Q: How many forensic scientists does it take to change a light bulb?
A: Two – one to screw it in and one to check for fingerprints.
Q: What did the fish say when he ran into the wall?
Q: What’s the difference between a mathematician and a forensic scientist?
A: A mathematician thinks that two points are enough to define a straight line while a forensic scientist wants more data.
“I have good news and bad news,” the defense attorney told his client. “First the bad news.

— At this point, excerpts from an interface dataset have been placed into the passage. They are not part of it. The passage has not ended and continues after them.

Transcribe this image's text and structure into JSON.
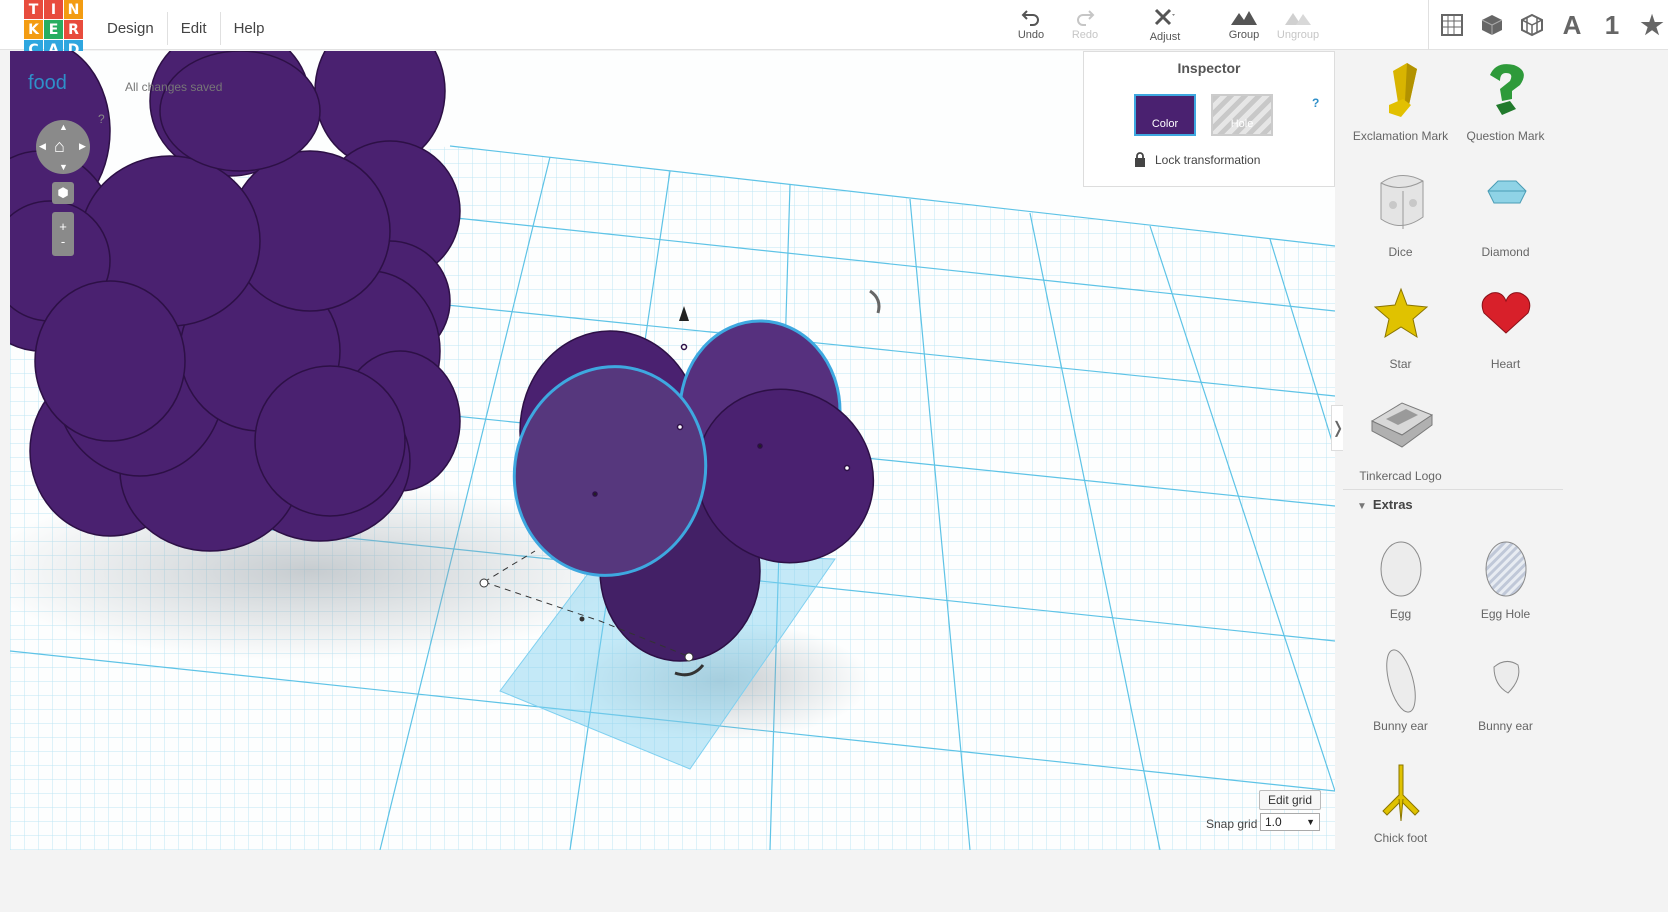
{
  "logo": {
    "letters": [
      "T",
      "I",
      "N",
      "K",
      "E",
      "R",
      "C",
      "A",
      "D"
    ],
    "colors": [
      "#e84c3d",
      "#e84c3d",
      "#f39c12",
      "#f39c12",
      "#27ae60",
      "#e84c3d",
      "#2ea6df",
      "#2ea6df",
      "#2ea6df"
    ]
  },
  "menu": [
    "Design",
    "Edit",
    "Help"
  ],
  "toolbar": {
    "undo": "Undo",
    "redo": "Redo",
    "adjust": "Adjust",
    "group": "Group",
    "ungroup": "Ungroup"
  },
  "view_icons": {
    "letter": "A",
    "number": "1"
  },
  "project": {
    "title": "food",
    "save_status": "All changes saved"
  },
  "nav": {
    "help": "?",
    "zoom_in": "+",
    "zoom_out": "-"
  },
  "inspector": {
    "title": "Inspector",
    "color_label": "Color",
    "hole_label": "Hole",
    "help": "?",
    "lock_label": "Lock transformation"
  },
  "shapes": [
    {
      "label": "Exclamation Mark"
    },
    {
      "label": "Question Mark"
    },
    {
      "label": "Dice"
    },
    {
      "label": "Diamond"
    },
    {
      "label": "Star"
    },
    {
      "label": "Heart"
    },
    {
      "label": "Tinkercad Logo"
    }
  ],
  "extras": {
    "header": "Extras",
    "shapes": [
      {
        "label": "Egg"
      },
      {
        "label": "Egg Hole"
      },
      {
        "label": "Bunny ear"
      },
      {
        "label": "Bunny ear"
      },
      {
        "label": "Chick foot"
      }
    ]
  },
  "grid": {
    "edit_label": "Edit grid",
    "snap_label": "Snap grid",
    "snap_value": "1.0"
  },
  "colors": {
    "accent": "#2f8fc9",
    "object": "#4a2170",
    "grid": "#8fd4ee",
    "selection": "#3ea8e0"
  }
}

The blood test came back, and your DNA is an exact match with that found at the crime scene.” “Oh, no!” cried the client. “What’s the good news?” “Your cholesterol is only 140.”

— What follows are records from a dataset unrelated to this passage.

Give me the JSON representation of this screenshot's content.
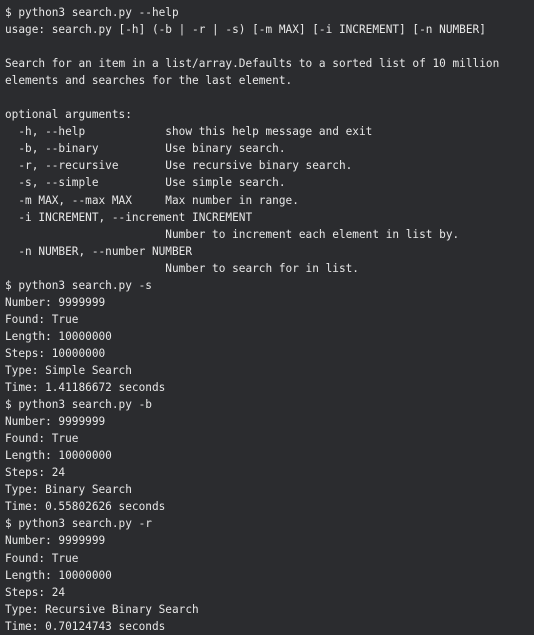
{
  "terminal": {
    "background": "#2b2c2f",
    "foreground": "#e8e8e8",
    "lines": [
      "$ python3 search.py --help",
      "usage: search.py [-h] (-b | -r | -s) [-m MAX] [-i INCREMENT] [-n NUMBER]",
      "",
      "Search for an item in a list/array.Defaults to a sorted list of 10 million",
      "elements and searches for the last element.",
      "",
      "optional arguments:",
      "  -h, --help            show this help message and exit",
      "  -b, --binary          Use binary search.",
      "  -r, --recursive       Use recursive binary search.",
      "  -s, --simple          Use simple search.",
      "  -m MAX, --max MAX     Max number in range.",
      "  -i INCREMENT, --increment INCREMENT",
      "                        Number to increment each element in list by.",
      "  -n NUMBER, --number NUMBER",
      "                        Number to search for in list.",
      "$ python3 search.py -s",
      "Number: 9999999",
      "Found: True",
      "Length: 10000000",
      "Steps: 10000000",
      "Type: Simple Search",
      "Time: 1.41186672 seconds",
      "$ python3 search.py -b",
      "Number: 9999999",
      "Found: True",
      "Length: 10000000",
      "Steps: 24",
      "Type: Binary Search",
      "Time: 0.55802626 seconds",
      "$ python3 search.py -r",
      "Number: 9999999",
      "Found: True",
      "Length: 10000000",
      "Steps: 24",
      "Type: Recursive Binary Search",
      "Time: 0.70124743 seconds"
    ]
  }
}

Once a reporter asked a famous forensic scientist,”How do you feel when somebody dies?”
“It’s time to work!” replied the scientist with a smile.
“What happens if somebody swallows potassium cyanide?” asked a student.
“Nothing worth happening remains,” said the teacher.
Many people ask me why I chose Forensic Medicine as a career, and I tell them that it is because a forensic man gets the honor of being called when the top doctors have failed!
Q: “Doctor, before you performed the autopsy, did you check for a pulse?”
Q: “Did you check for blood pressure?”
Q: “Did you check for breathing?”
Q: “So, then it is possible that the patient was alive when you began the autopsy?”
0: “How can you be so sure, Doctor?”
A: “Because his brain was sitting on my desk in a jar.”
Q: “But could the patient have still been alive nevertheless?”
A: “It is possible that he could have been alive and practicing law somewhere.”
Q: “Doctor, how many autopsies have you performed on dead people?”
A: “All my autopsies are performed on dead people.”
Q: “Do you recall the time that you examined the body?”
A: “The autopsy started around 8:30 pm.”
Q: “And Mr. Smith was dead at the time?”
A: “No, he was sitting on the table wondering why I was doing an autopsy.”
(1) “Forensics”. TheFreeDictionary.com.
Forensic science is a key component of criminal investigation and civil law worldwide. This broad-based field ranges over topics as varied as DNA typing, osteology, neuropathology, psychology, crime scene photography, ballistics, criminal profiling, and more. Elsevier provides forensics publications that cover all these topics, written by top authorities, to students, professors, researchers, and professionals.